**TASK GOAL:** Starting at the first line below, copy through to the last line exactly.

-----

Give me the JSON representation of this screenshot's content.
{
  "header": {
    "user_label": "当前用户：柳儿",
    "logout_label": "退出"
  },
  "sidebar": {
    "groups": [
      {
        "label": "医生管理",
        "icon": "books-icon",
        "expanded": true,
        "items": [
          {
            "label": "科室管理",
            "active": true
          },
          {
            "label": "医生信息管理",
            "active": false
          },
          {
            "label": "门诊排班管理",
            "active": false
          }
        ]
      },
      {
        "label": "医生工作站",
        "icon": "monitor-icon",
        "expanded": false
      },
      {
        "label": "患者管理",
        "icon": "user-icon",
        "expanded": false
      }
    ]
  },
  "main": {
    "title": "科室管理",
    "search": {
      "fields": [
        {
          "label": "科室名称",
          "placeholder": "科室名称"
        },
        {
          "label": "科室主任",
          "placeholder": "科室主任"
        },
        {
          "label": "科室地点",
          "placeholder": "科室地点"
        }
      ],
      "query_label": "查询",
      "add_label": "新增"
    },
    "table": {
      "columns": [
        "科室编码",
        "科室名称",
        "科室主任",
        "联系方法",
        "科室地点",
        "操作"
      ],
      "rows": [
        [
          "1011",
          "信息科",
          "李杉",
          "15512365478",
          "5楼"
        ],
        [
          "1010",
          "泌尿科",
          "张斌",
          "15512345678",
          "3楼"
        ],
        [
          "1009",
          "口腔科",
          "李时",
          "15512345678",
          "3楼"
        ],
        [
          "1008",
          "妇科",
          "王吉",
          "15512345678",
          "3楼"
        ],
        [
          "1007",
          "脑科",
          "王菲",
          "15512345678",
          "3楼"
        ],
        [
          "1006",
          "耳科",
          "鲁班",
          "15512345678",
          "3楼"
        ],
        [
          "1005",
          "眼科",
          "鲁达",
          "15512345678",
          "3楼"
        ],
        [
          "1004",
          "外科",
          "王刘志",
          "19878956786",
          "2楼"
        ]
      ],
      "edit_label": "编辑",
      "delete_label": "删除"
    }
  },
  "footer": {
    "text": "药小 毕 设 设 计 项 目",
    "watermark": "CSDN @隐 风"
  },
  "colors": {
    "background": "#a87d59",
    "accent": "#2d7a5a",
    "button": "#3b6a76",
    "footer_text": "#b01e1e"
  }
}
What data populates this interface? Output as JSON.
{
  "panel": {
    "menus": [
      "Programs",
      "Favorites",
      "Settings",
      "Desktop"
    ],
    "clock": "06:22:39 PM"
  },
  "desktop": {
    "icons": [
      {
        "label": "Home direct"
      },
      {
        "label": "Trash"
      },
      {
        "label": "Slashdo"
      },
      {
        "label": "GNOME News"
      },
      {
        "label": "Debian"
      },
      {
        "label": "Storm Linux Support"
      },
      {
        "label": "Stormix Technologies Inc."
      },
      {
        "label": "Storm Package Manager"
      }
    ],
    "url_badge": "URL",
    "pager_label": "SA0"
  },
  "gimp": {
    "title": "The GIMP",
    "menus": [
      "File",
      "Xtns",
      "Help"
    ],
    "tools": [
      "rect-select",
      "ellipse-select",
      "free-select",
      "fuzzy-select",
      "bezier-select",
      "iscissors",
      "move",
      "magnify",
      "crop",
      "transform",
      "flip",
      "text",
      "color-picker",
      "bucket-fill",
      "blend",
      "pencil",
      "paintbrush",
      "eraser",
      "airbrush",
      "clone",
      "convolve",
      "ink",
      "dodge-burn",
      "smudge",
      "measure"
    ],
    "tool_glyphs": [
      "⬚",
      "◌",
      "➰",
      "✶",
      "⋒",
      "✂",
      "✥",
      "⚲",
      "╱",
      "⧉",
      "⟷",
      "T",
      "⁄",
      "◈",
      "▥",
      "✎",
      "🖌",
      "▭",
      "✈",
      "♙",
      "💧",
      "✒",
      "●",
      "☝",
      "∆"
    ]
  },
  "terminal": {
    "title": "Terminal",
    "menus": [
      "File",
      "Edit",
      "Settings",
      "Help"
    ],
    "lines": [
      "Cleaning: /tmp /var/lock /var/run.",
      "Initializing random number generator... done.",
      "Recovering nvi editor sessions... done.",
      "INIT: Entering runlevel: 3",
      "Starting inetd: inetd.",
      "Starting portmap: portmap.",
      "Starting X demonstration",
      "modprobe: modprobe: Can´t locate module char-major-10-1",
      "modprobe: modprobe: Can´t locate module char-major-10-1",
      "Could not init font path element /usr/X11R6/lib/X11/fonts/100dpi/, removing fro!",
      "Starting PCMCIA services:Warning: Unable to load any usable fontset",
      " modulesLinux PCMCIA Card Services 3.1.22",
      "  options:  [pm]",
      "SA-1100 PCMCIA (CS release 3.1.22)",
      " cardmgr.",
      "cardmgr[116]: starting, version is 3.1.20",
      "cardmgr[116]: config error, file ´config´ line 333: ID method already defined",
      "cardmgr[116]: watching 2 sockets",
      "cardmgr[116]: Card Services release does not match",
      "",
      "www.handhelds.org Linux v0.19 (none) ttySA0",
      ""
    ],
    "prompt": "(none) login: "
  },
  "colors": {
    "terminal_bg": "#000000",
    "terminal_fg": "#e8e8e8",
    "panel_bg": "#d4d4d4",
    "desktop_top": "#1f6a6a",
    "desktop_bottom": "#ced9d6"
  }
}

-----

**YOUR SOLUTION:**
Give me the JSON representation of this screenshot's content.
{
  "header": {
    "user_label": "当前用户：柳儿",
    "logout_label": "退出"
  },
  "sidebar": {
    "groups": [
      {
        "label": "医生管理",
        "icon": "books-icon",
        "expanded": true,
        "items": [
          {
            "label": "科室管理",
            "active": true
          },
          {
            "label": "医生信息管理",
            "active": false
          },
          {
            "label": "门诊排班管理",
            "active": false
          }
        ]
      },
      {
        "label": "医生工作站",
        "icon": "monitor-icon",
        "expanded": false
      },
      {
        "label": "患者管理",
        "icon": "user-icon",
        "expanded": false
      }
    ]
  },
  "main": {
    "title": "科室管理",
    "search": {
      "fields": [
        {
          "label": "科室名称",
          "placeholder": "科室名称"
        },
        {
          "label": "科室主任",
          "placeholder": "科室主任"
        },
        {
          "label": "科室地点",
          "placeholder": "科室地点"
        }
      ],
      "query_label": "查询",
      "add_label": "新增"
    },
    "table": {
      "columns": [
        "科室编码",
        "科室名称",
        "科室主任",
        "联系方法",
        "科室地点",
        "操作"
      ],
      "rows": [
        [
          "1011",
          "信息科",
          "李杉",
          "15512365478",
          "5楼"
        ],
        [
          "1010",
          "泌尿科",
          "张斌",
          "15512345678",
          "3楼"
        ],
        [
          "1009",
          "口腔科",
          "李时",
          "15512345678",
          "3楼"
        ],
        [
          "1008",
          "妇科",
          "王吉",
          "15512345678",
          "3楼"
        ],
        [
          "1007",
          "脑科",
          "王菲",
          "15512345678",
          "3楼"
        ],
        [
          "1006",
          "耳科",
          "鲁班",
          "15512345678",
          "3楼"
        ],
        [
          "1005",
          "眼科",
          "鲁达",
          "15512345678",
          "3楼"
        ],
        [
          "1004",
          "外科",
          "王刘志",
          "19878956786",
          "2楼"
        ]
      ],
      "edit_label": "编辑",
      "delete_label": "删除"
    }
  },
  "footer": {
    "text": "药小 毕 设 设 计 项 目",
    "watermark": "CSDN @隐 风"
  },
  "colors": {
    "background": "#a87d59",
    "accent": "#2d7a5a",
    "button": "#3b6a76",
    "footer_text": "#b01e1e"
  }
}
What data populates this interface? Output as JSON.
{
  "panel": {
    "menus": [
      "Programs",
      "Favorites",
      "Settings",
      "Desktop"
    ],
    "clock": "06:22:39 PM"
  },
  "desktop": {
    "icons": [
      {
        "label": "Home direct"
      },
      {
        "label": "Trash"
      },
      {
        "label": "Slashdo"
      },
      {
        "label": "GNOME News"
      },
      {
        "label": "Debian"
      },
      {
        "label": "Storm Linux Support"
      },
      {
        "label": "Stormix Technologies Inc."
      },
      {
        "label": "Storm Package Manager"
      }
    ],
    "url_badge": "URL",
    "pager_label": "SA0"
  },
  "gimp": {
    "title": "The GIMP",
    "menus": [
      "File",
      "Xtns",
      "Help"
    ],
    "tools": [
      "rect-select",
      "ellipse-select",
      "free-select",
      "fuzzy-select",
      "bezier-select",
      "iscissors",
      "move",
      "magnify",
      "crop",
      "transform",
      "flip",
      "text",
      "color-picker",
      "bucket-fill",
      "blend",
      "pencil",
      "paintbrush",
      "eraser",
      "airbrush",
      "clone",
      "convolve",
      "ink",
      "dodge-burn",
      "smudge",
      "measure"
    ],
    "tool_glyphs": [
      "⬚",
      "◌",
      "➰",
      "✶",
      "⋒",
      "✂",
      "✥",
      "⚲",
      "╱",
      "⧉",
      "⟷",
      "T",
      "⁄",
      "◈",
      "▥",
      "✎",
      "🖌",
      "▭",
      "✈",
      "♙",
      "💧",
      "✒",
      "●",
      "☝",
      "∆"
    ]
  },
  "terminal": {
    "title": "Terminal",
    "menus": [
      "File",
      "Edit",
      "Settings",
      "Help"
    ],
    "lines": [
      "Cleaning: /tmp /var/lock /var/run.",
      "Initializing random number generator... done.",
      "Recovering nvi editor sessions... done.",
      "INIT: Entering runlevel: 3",
      "Starting inetd: inetd.",
      "Starting portmap: portmap.",
      "Starting X demonstration",
      "modprobe: modprobe: Can´t locate module char-major-10-1",
      "modprobe: modprobe: Can´t locate module char-major-10-1",
      "Could not init font path element /usr/X11R6/lib/X11/fonts/100dpi/, removing fro!",
      "Starting PCMCIA services:Warning: Unable to load any usable fontset",
      " modulesLinux PCMCIA Card Services 3.1.22",
      "  options:  [pm]",
      "SA-1100 PCMCIA (CS release 3.1.22)",
      " cardmgr.",
      "cardmgr[116]: starting, version is 3.1.20",
      "cardmgr[116]: config error, file ´config´ line 333: ID method already defined",
      "cardmgr[116]: watching 2 sockets",
      "cardmgr[116]: Card Services release does not match",
      "",
      "www.handhelds.org Linux v0.19 (none) ttySA0",
      ""
    ],
    "prompt": "(none) login: "
  },
  "colors": {
    "terminal_bg": "#000000",
    "terminal_fg": "#e8e8e8",
    "panel_bg": "#d4d4d4",
    "desktop_top": "#1f6a6a",
    "desktop_bottom": "#ced9d6"
  }
}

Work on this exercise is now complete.